“DACA did not define me. With or without DACA, I am an American, I am an attorney, and this is the country I call home,” said Vargas, whose DACA permit is set to expire in 2019.
“We will mobilize for the DREAM Act to finally bring a permanent solution to Dreamers and secure a path to citizenship,” he said. “But we will be firm that we will only accept a stand-alone DREAM Act with no strings attached. I will not criminalize my 74-year-old mother just so I can get a green card. We will not throw our families under the bus just so we can have citizenship.”
Under DACA, nearly 788,000 young immigrants had been granted protection from immigration enforcement and given permission to work and study legally in the United States, according to figures updated in March by the U.S. Citizenship and Immigration Services. Since the program started, many have renewed their permission to stay once or twice.
About 14,000 Dreamers on Long Island were eligible for those protections when the program was rolled out, according to the Migration Policy Institute in Washington, D.C. It is unclear how many of them applied and were accepted.
The DREAM Act— originally known as the Development, Relief, and Education for Alien Minors Act — would have granted those young immigrants full legal status, but the measure has stalled in Congress since it first was introduced in 2001. New York’s version of a Dream Act, which has sought to give those minors access to college state tuition, either has stalled or failed to pass since 2011.
Gov. Andrew M. Cuomo and Attorney General Eric T. Schneiderman announced Monday that New York State will sue the federal government to counter termination of DACA, which Cuomo termed a “cruel action” that “will rip families apart, sow havoc in our communities and force innocent people — our neighbors, our friends, and our relatives — to live in fear.”
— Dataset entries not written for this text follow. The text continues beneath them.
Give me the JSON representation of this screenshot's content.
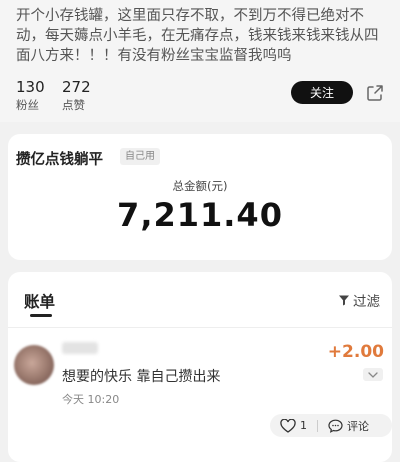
{
  "profile": {
    "bio": "开个小存钱罐，这里面只存不取，不到万不得已绝对不动，每天薅点小羊毛，在无痛存点，钱来钱来钱来钱从四面八方来！！！有没有粉丝宝宝监督我呜呜",
    "fans_count": "130",
    "fans_label": "粉丝",
    "likes_count": "272",
    "likes_label": "点赞",
    "follow_label": "关注",
    "share_icon": "share-icon"
  },
  "jar": {
    "title": "攒亿点钱躺平",
    "tag": "自己用",
    "total_label": "总金额(元)",
    "total_value": "7,211.40"
  },
  "bill": {
    "tab_label": "账单",
    "filter_label": "过滤",
    "entry": {
      "note": "想要的快乐 靠自己攒出来",
      "time": "今天 10:20",
      "amount": "+2.00",
      "like_count": "1",
      "comment_label": "评论"
    }
  },
  "colors": {
    "amount": "#e07a3c",
    "follow_bg": "#111111"
  }
}
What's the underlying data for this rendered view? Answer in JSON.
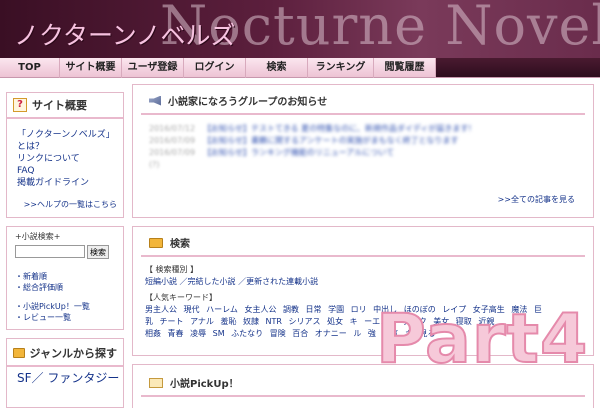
{
  "header": {
    "site_title": "ノクターンノベルズ",
    "bg_text": "Nocturne Novels"
  },
  "nav": {
    "items": [
      "TOP",
      "サイト概要",
      "ユーザ登録",
      "ログイン",
      "検索",
      "ランキング",
      "閲覧履歴"
    ]
  },
  "sidebar": {
    "overview": {
      "title": "サイト概要",
      "links": [
        "「ノクターンノベルズ」とは？",
        "リンクについて",
        "FAQ",
        "掲載ガイドライン"
      ],
      "help_link": ">>ヘルプの一覧はこちら"
    },
    "search": {
      "label": "+小説検索+",
      "button": "検索",
      "links": [
        "・新着順",
        "・総合評価順",
        "・小説PickUp！一覧",
        "・レビュー一覧"
      ]
    },
    "genre": {
      "title": "ジャンルから探す",
      "text": "SF／ ファンタジー"
    }
  },
  "main": {
    "news": {
      "title": "小説家になろうグループのお知らせ",
      "items": [
        {
          "date": "2016/07/12",
          "text": "【お知らせ】テストてきる 夏の特集なのに、新規作品ダイディが届きます!"
        },
        {
          "date": "2016/07/09",
          "text": "【お知らせ】書籍に関するアンケートの実施がまもなく終了となります"
        },
        {
          "date": "2016/07/09",
          "text": "【お知らせ】ランキング機能のリニューアルについて"
        }
      ],
      "extra": "(?)",
      "more": ">>全ての記事を見る"
    },
    "search": {
      "title": "検索",
      "type_label": "【 検索種別 】",
      "type_links": "短編小説 ／完結した小説 ／更新された連載小説",
      "keyword_label": "【人気キーワード】",
      "keywords_1": "男主人公 現代 ハーレム 女主人公 調教 日常 学園 ロリ 中出し ほのぼの レイプ 女子高生 魔法 巨",
      "keywords_2": "乳 チート アナル 羞恥 奴隷 NTR シリアス 処女 キ ーエンド ダーク 美女 寝取 近親",
      "keywords_3": "相姦 青春 凌辱 SM ふたなり 冒険 百合 オナニー ル 強 人気 キ 見る"
    },
    "pickup": {
      "title": "小説PickUp！"
    }
  },
  "overlay": {
    "text": "Part4"
  }
}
The Rev. William Brisotti, of Our Lady of the Miraculous Medal Catholic Church in Wyandanch, expressed doubt that Congress will do anything to extend DACA, meaning that the Trump administration’s action, in effect, will end the program.
“It saddens me that it’s ending,” said Brisotti, a longtime advocate for Latino immigrants. “The reason why Obama had enacted the DACA in the way he did was that Congress wasn’t doing anything.”
“Trump is just passing the buck, his cowardly way of approaching it,” Brisotti added.
With Bart Jones
- Deferred Action for Childhood Arrivals, or DACA, was an executive action put in place June 15, 2012, by President Barack Obama as a temporary measure to protect young immigrants known as Dreamers from deportation, allowing them to stay, study and work legally in the United States.
- 787,580 applicants were approved as of March 31 and 31,367 pending applications were pending, according to U.S. Citizenship and Immigration Services.
- 41,970 approved applicants lived in New York, which ranked as the third state for applications after California and Texas.
- The Migration Policy Institute, a think tank in Washington, D.C., had estimated that about 14,000 young immigrants on Long Island qualified for DACA.
- The program applied to children who had arrived in the U.S. before they turned 16 and had lived in the country continuously since at least June 15, 2007. They also had to be in the country as of June 15, 2012, and had to be under age 31 at that time.
- Other requirements involved educational status or military service and no convictions of serious crimes.
- The program no longer will accept initial requests. The immigration agency said it would adjudicate those filed as of Tuesday.
- Current DACA recipients generally will remain protected and keep their work permits “until they expire,” the federal government said.
Sources: U.S. Department of Homeland Security; U.S. Citizenship and Immigration Services; Migration Policy Institute.